What is being asked: Reproduce all the entries exactly and keep the pictures out.

(Data Opens)

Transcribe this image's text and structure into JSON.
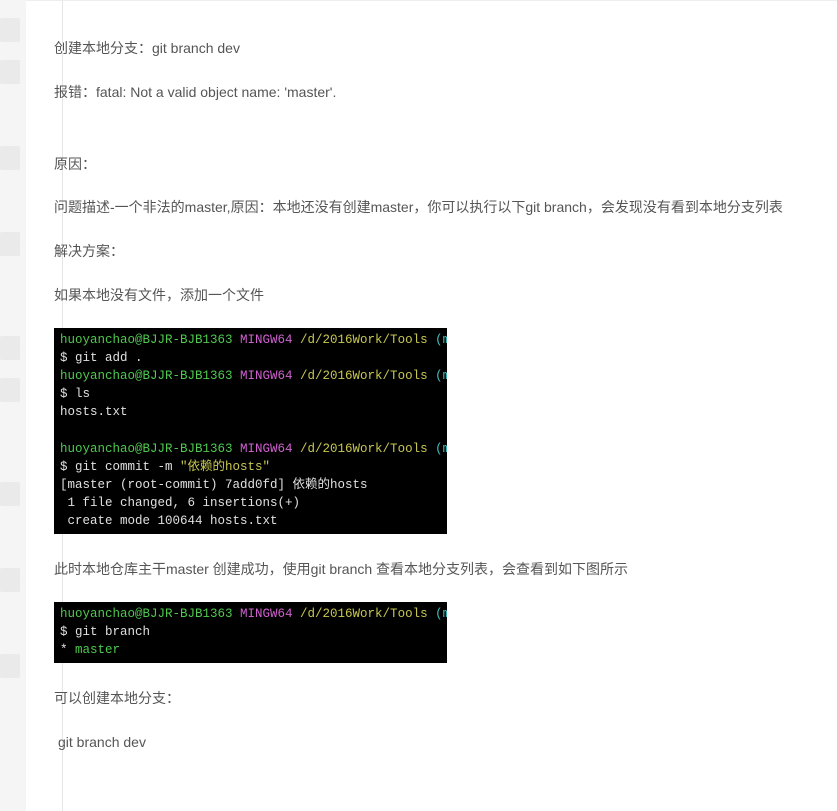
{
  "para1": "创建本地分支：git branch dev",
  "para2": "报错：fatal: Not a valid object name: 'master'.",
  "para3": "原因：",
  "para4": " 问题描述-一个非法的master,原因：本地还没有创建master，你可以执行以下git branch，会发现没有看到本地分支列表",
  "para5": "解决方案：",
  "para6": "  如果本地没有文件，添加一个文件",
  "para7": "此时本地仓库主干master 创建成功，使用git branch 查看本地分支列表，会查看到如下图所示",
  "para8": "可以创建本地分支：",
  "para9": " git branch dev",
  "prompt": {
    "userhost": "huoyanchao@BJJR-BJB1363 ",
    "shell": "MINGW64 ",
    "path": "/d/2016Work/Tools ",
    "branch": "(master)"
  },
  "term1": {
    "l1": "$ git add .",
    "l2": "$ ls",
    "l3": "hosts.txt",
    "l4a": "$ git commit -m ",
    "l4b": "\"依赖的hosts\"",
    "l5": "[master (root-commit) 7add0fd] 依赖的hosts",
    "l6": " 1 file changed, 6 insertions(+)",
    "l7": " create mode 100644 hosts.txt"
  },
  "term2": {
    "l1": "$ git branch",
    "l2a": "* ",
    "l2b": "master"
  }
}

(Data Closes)

Task answer:
Transcribe this image's text and structure into JSON.
{
  "para1": "创建本地分支：git branch dev",
  "para2": "报错：fatal: Not a valid object name: 'master'.",
  "para3": "原因：",
  "para4": " 问题描述-一个非法的master,原因：本地还没有创建master，你可以执行以下git branch，会发现没有看到本地分支列表",
  "para5": "解决方案：",
  "para6": "  如果本地没有文件，添加一个文件",
  "para7": "此时本地仓库主干master 创建成功，使用git branch 查看本地分支列表，会查看到如下图所示",
  "para8": "可以创建本地分支：",
  "para9": " git branch dev",
  "prompt": {
    "userhost": "huoyanchao@BJJR-BJB1363 ",
    "shell": "MINGW64 ",
    "path": "/d/2016Work/Tools ",
    "branch": "(master)"
  },
  "term1": {
    "l1": "$ git add .",
    "l2": "$ ls",
    "l3": "hosts.txt",
    "l4a": "$ git commit -m ",
    "l4b": "\"依赖的hosts\"",
    "l5": "[master (root-commit) 7add0fd] 依赖的hosts",
    "l6": " 1 file changed, 6 insertions(+)",
    "l7": " create mode 100644 hosts.txt"
  },
  "term2": {
    "l1": "$ git branch",
    "l2a": "* ",
    "l2b": "master"
  }
}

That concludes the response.